Three hundred years after its discovery, scholars find themselves unable to determine the more likely of the two hypotheses regarding the date of the Muratorian Fragment, which consists of a catalog of New Testament texts. Is the Fragment a late second- to early third-century composition or a fourth-century composition? This present work seeks to break the impasse. The study found that, by making an inference to the best explanation, a second-century date for the Fragment is preferred. This methodology consists of weighing the two hypotheses against five criteria: plausibility, explanatory scope, explanatory power, credibility, and simplicity. What makes this current work unique in its contribution to church history and historical theology is that it marks the first time the rigorous application of an objective methodology, known as “inference to the best explanation” (or IBE), has been formally applied to the problem of the Fragment’s date.

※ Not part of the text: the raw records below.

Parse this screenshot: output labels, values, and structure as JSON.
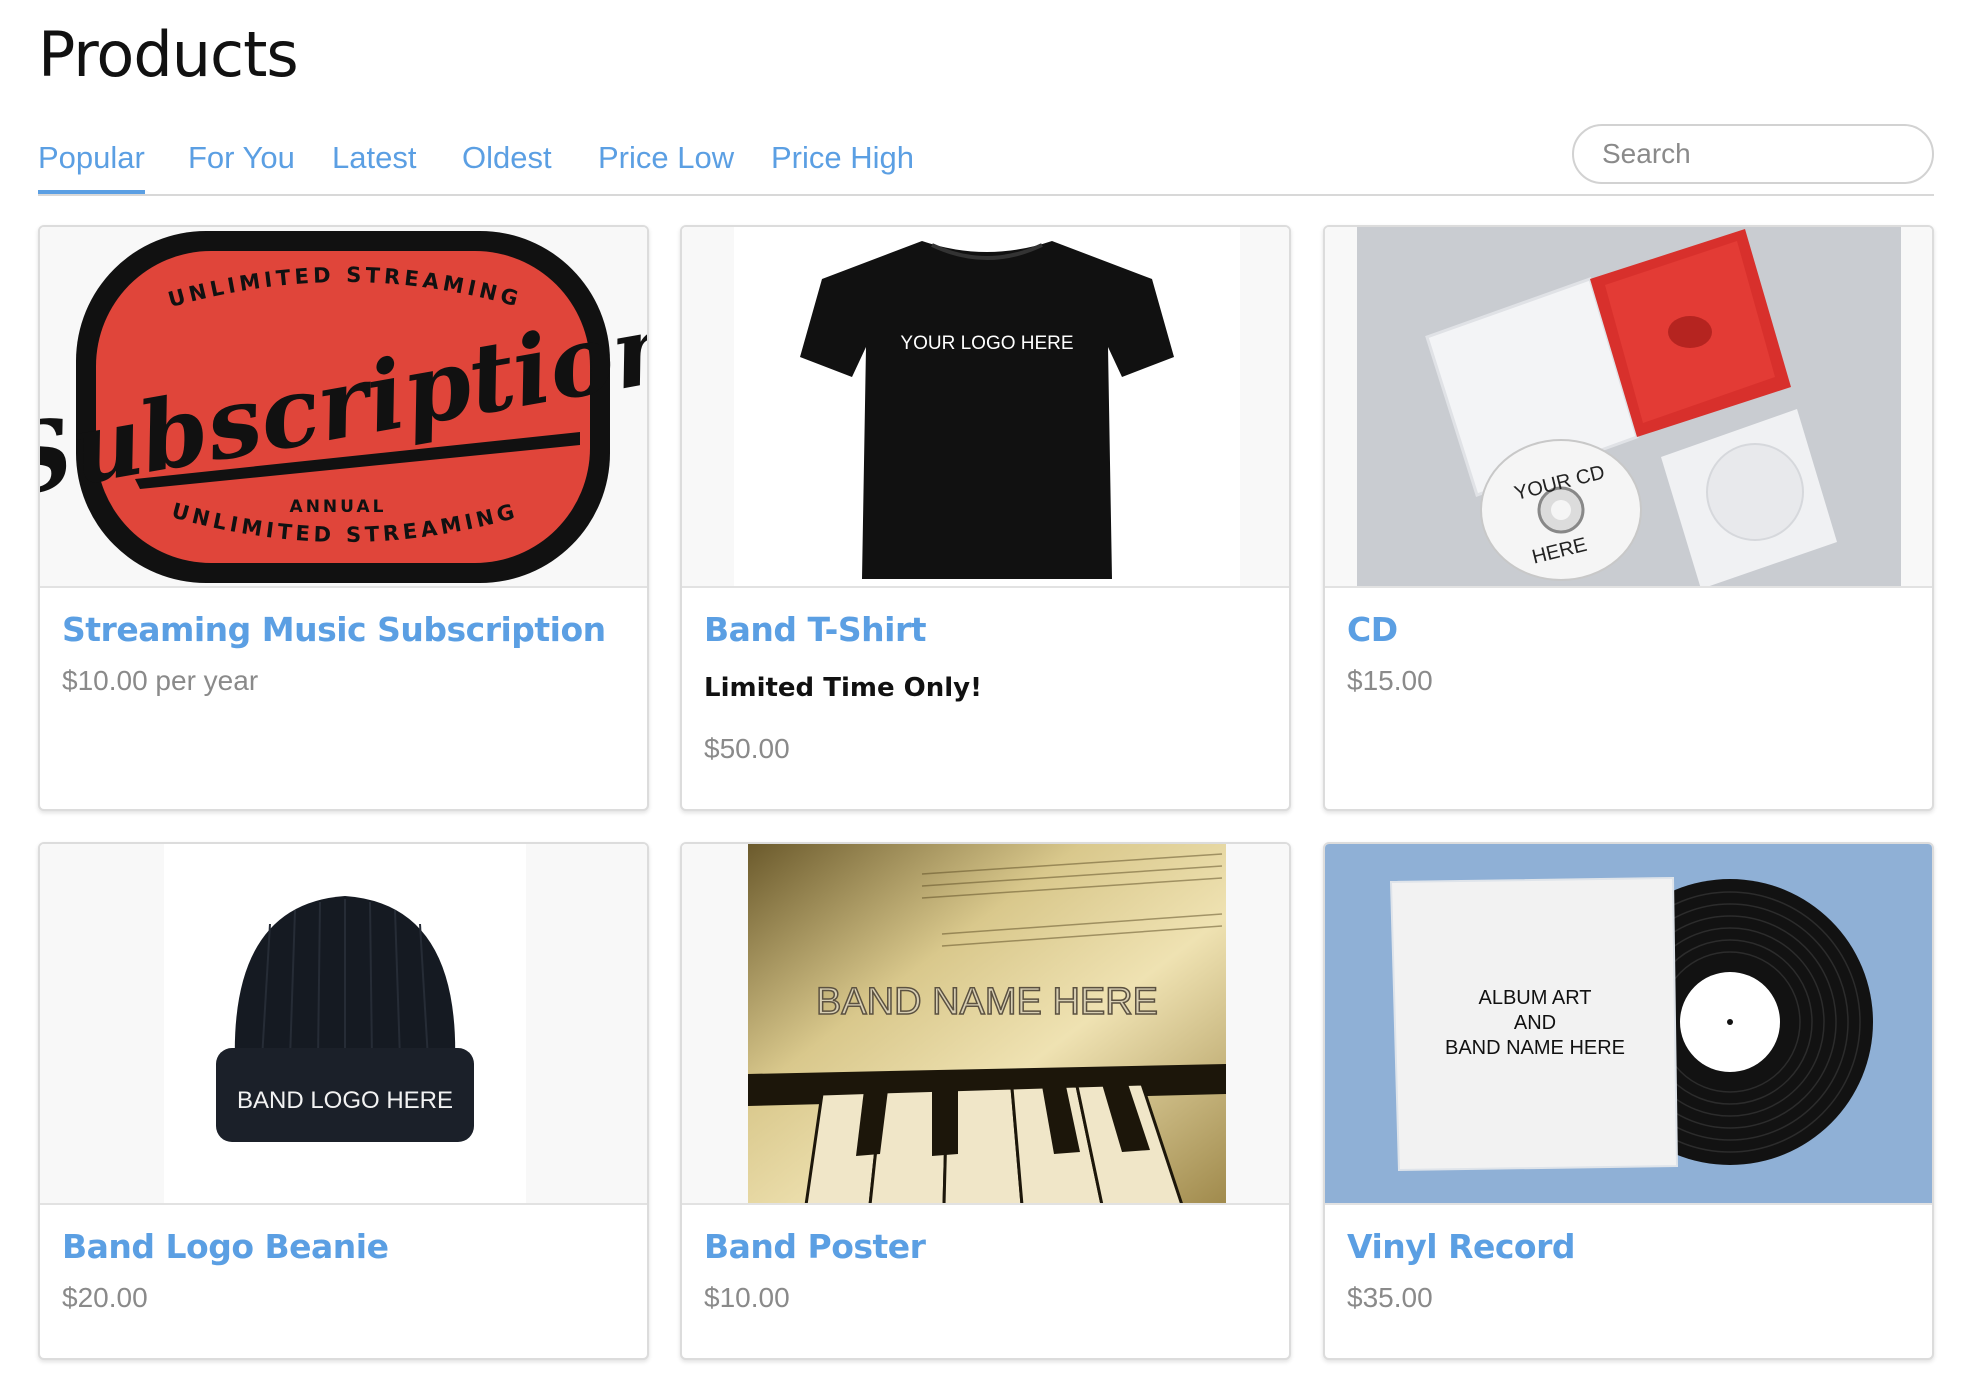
{
  "page": {
    "title": "Products"
  },
  "tabs": [
    "Popular",
    "For You",
    "Latest",
    "Oldest",
    "Price Low",
    "Price High"
  ],
  "active_tab": "Popular",
  "search": {
    "placeholder": "Search",
    "value": ""
  },
  "colors": {
    "accent": "#5b9fe3",
    "price": "#8a8a8a",
    "badge_red": "#e0453a"
  },
  "products": [
    {
      "name": "Streaming Music Subscription",
      "price": "$10.00 per year",
      "image": {
        "icon": "subscription-badge-image",
        "arc_top": "UNLIMITED STREAMING",
        "script": "Subscription",
        "caption": "ANNUAL",
        "arc_bottom": "UNLIMITED STREAMING"
      }
    },
    {
      "name": "Band T-Shirt",
      "note": "Limited Time Only!",
      "price": "$50.00",
      "image": {
        "icon": "tshirt-image",
        "text": "YOUR LOGO HERE"
      }
    },
    {
      "name": "CD",
      "price": "$15.00",
      "image": {
        "icon": "cd-case-image",
        "text_top": "YOUR CD",
        "text_bottom": "HERE"
      }
    },
    {
      "name": "Band Logo Beanie",
      "price": "$20.00",
      "image": {
        "icon": "beanie-image",
        "text": "BAND LOGO HERE"
      }
    },
    {
      "name": "Band Poster",
      "price": "$10.00",
      "image": {
        "icon": "piano-poster-image",
        "text": "BAND NAME HERE"
      }
    },
    {
      "name": "Vinyl Record",
      "price": "$35.00",
      "image": {
        "icon": "vinyl-record-image",
        "line1": "ALBUM ART",
        "line2": "AND",
        "line3": "BAND NAME HERE"
      }
    }
  ]
}
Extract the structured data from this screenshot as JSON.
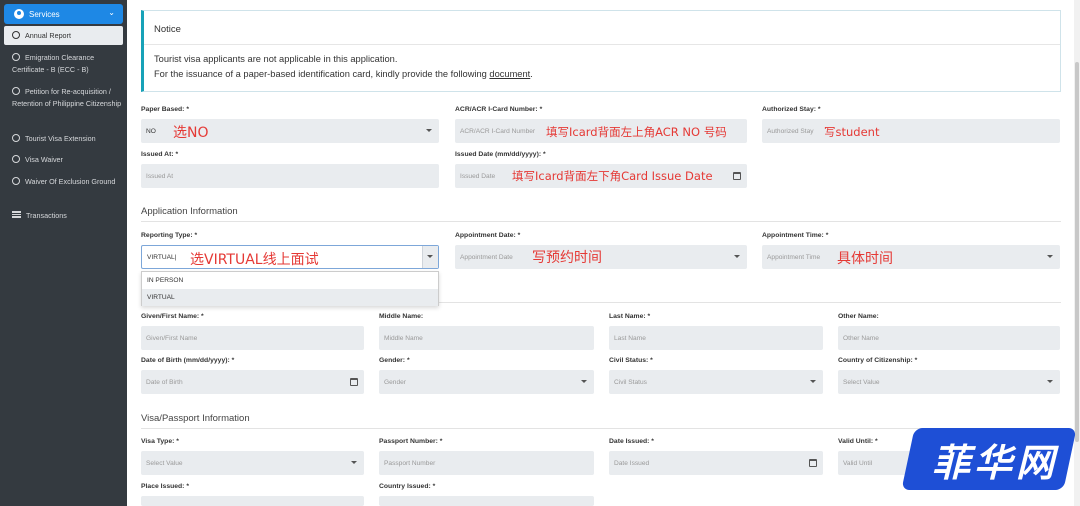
{
  "sidebar": {
    "services_label": "Services",
    "items": [
      {
        "label": "Annual Report"
      },
      {
        "label": "Emigration Clearance Certificate - B (ECC - B)"
      },
      {
        "label": "Petition for Re-acquisition / Retention of Philippine Citizenship"
      },
      {
        "label": "Tourist Visa Extension"
      },
      {
        "label": "Visa Waiver"
      },
      {
        "label": "Waiver Of Exclusion Ground"
      },
      {
        "label": "Transactions"
      }
    ]
  },
  "notice": {
    "title": "Notice",
    "line1": "Tourist visa applicants are not applicable in this application.",
    "line2_pre": "For the issuance of a paper-based identification card, kindly provide the following ",
    "line2_link": "document",
    "line2_post": "."
  },
  "fields": {
    "paper_based": {
      "label": "Paper Based: *",
      "value": "NO"
    },
    "acr_number": {
      "label": "ACR/ACR I-Card Number: *",
      "placeholder": "ACR/ACR I-Card Number"
    },
    "authorized_stay": {
      "label": "Authorized Stay: *",
      "placeholder": "Authorized Stay"
    },
    "issued_at": {
      "label": "Issued At: *",
      "placeholder": "Issued At"
    },
    "issued_date": {
      "label": "Issued Date (mm/dd/yyyy): *",
      "placeholder": "Issued Date"
    },
    "reporting_type": {
      "label": "Reporting Type: *",
      "value": "VIRTUAL|"
    },
    "appointment_date": {
      "label": "Appointment Date: *",
      "placeholder": "Appointment Date"
    },
    "appointment_time": {
      "label": "Appointment Time: *",
      "placeholder": "Appointment Time"
    },
    "given_name": {
      "label": "Given/First Name: *",
      "placeholder": "Given/First Name"
    },
    "middle_name": {
      "label": "Middle Name:",
      "placeholder": "Middle Name"
    },
    "last_name": {
      "label": "Last Name: *",
      "placeholder": "Last Name"
    },
    "other_name": {
      "label": "Other Name:",
      "placeholder": "Other Name"
    },
    "dob": {
      "label": "Date of Birth (mm/dd/yyyy): *",
      "placeholder": "Date of Birth"
    },
    "gender": {
      "label": "Gender: *",
      "placeholder": "Gender"
    },
    "civil_status": {
      "label": "Civil Status: *",
      "placeholder": "Civil Status"
    },
    "citizenship": {
      "label": "Country of Citizenship: *",
      "placeholder": "Select Value"
    },
    "visa_type": {
      "label": "Visa Type: *",
      "placeholder": "Select Value"
    },
    "passport_number": {
      "label": "Passport Number: *",
      "placeholder": "Passport Number"
    },
    "date_issued": {
      "label": "Date Issued: *",
      "placeholder": "Date Issued"
    },
    "valid_until": {
      "label": "Valid Until: *",
      "placeholder": "Valid Until"
    },
    "place_issued": {
      "label": "Place Issued: *"
    },
    "country_issued": {
      "label": "Country Issued: *"
    }
  },
  "sections": {
    "application_info": "Application Information",
    "visa_passport_info": "Visa/Passport Information"
  },
  "dropdown": {
    "options": [
      "IN PERSON",
      "VIRTUAL"
    ]
  },
  "annotations": {
    "paper_based": "选NO",
    "acr": "填写Icard背面左上角ACR NO 号码",
    "stay": "写student",
    "issue_date": "填写Icard背面左下角Card Issue Date",
    "reporting": "选VIRTUAL线上面试",
    "appt_date": "写预约时间",
    "appt_time": "具体时间"
  },
  "watermark": "菲华网"
}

The Date of the Muratorian Fragment: An Inference to the Best Explanation
John F. Lingelbach holds a Ph.D. in Theology and Apologetics (Church History) from Liberty University. He is an adjunct professor of New Testament studies at Grace Christian University, and a retired USAF Lieutenant Colonel. He lives in Florida with his wife, Kimberly.